┌─ Records shown

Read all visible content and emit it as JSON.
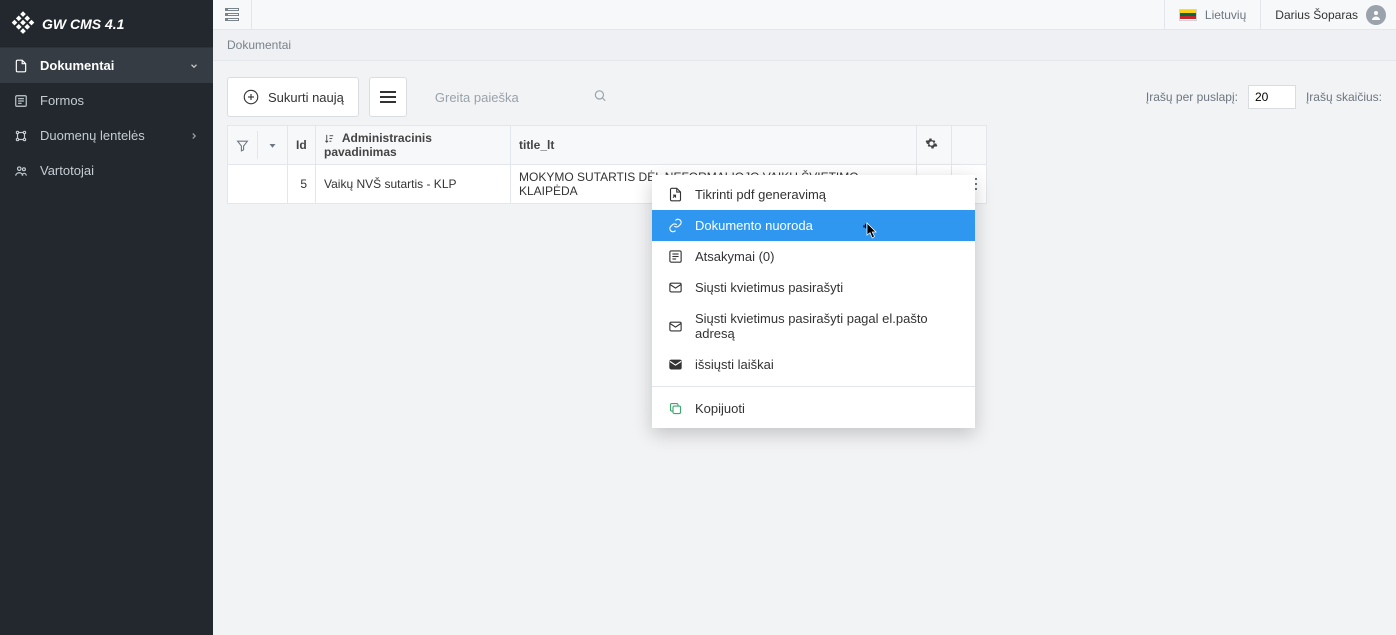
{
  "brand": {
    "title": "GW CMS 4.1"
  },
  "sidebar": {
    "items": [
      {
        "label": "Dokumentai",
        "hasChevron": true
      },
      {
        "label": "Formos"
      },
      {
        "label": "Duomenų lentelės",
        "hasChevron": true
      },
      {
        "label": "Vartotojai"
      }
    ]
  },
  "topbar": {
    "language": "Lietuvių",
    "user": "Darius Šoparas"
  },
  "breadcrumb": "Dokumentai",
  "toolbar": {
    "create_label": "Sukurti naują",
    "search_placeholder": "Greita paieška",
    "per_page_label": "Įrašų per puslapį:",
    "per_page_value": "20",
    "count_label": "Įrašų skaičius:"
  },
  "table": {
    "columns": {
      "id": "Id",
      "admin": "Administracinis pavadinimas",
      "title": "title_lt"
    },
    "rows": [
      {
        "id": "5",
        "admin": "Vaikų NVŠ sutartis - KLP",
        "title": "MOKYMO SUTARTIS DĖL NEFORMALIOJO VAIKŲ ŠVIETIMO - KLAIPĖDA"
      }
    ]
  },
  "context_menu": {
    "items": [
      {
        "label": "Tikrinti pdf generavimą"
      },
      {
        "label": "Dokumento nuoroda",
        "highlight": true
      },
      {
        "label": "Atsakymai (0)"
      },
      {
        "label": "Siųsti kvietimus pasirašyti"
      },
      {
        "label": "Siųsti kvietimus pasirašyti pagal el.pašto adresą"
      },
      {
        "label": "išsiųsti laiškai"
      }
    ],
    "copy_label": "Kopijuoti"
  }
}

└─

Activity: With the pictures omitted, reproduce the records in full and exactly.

Result of the exercise:
Read all visible content and emit it as JSON.
{
  "brand": {
    "title": "GW CMS 4.1"
  },
  "sidebar": {
    "items": [
      {
        "label": "Dokumentai",
        "hasChevron": true
      },
      {
        "label": "Formos"
      },
      {
        "label": "Duomenų lentelės",
        "hasChevron": true
      },
      {
        "label": "Vartotojai"
      }
    ]
  },
  "topbar": {
    "language": "Lietuvių",
    "user": "Darius Šoparas"
  },
  "breadcrumb": "Dokumentai",
  "toolbar": {
    "create_label": "Sukurti naują",
    "search_placeholder": "Greita paieška",
    "per_page_label": "Įrašų per puslapį:",
    "per_page_value": "20",
    "count_label": "Įrašų skaičius:"
  },
  "table": {
    "columns": {
      "id": "Id",
      "admin": "Administracinis pavadinimas",
      "title": "title_lt"
    },
    "rows": [
      {
        "id": "5",
        "admin": "Vaikų NVŠ sutartis - KLP",
        "title": "MOKYMO SUTARTIS DĖL NEFORMALIOJO VAIKŲ ŠVIETIMO - KLAIPĖDA"
      }
    ]
  },
  "context_menu": {
    "items": [
      {
        "label": "Tikrinti pdf generavimą"
      },
      {
        "label": "Dokumento nuoroda",
        "highlight": true
      },
      {
        "label": "Atsakymai (0)"
      },
      {
        "label": "Siųsti kvietimus pasirašyti"
      },
      {
        "label": "Siųsti kvietimus pasirašyti pagal el.pašto adresą"
      },
      {
        "label": "išsiųsti laiškai"
      }
    ],
    "copy_label": "Kopijuoti"
  }
}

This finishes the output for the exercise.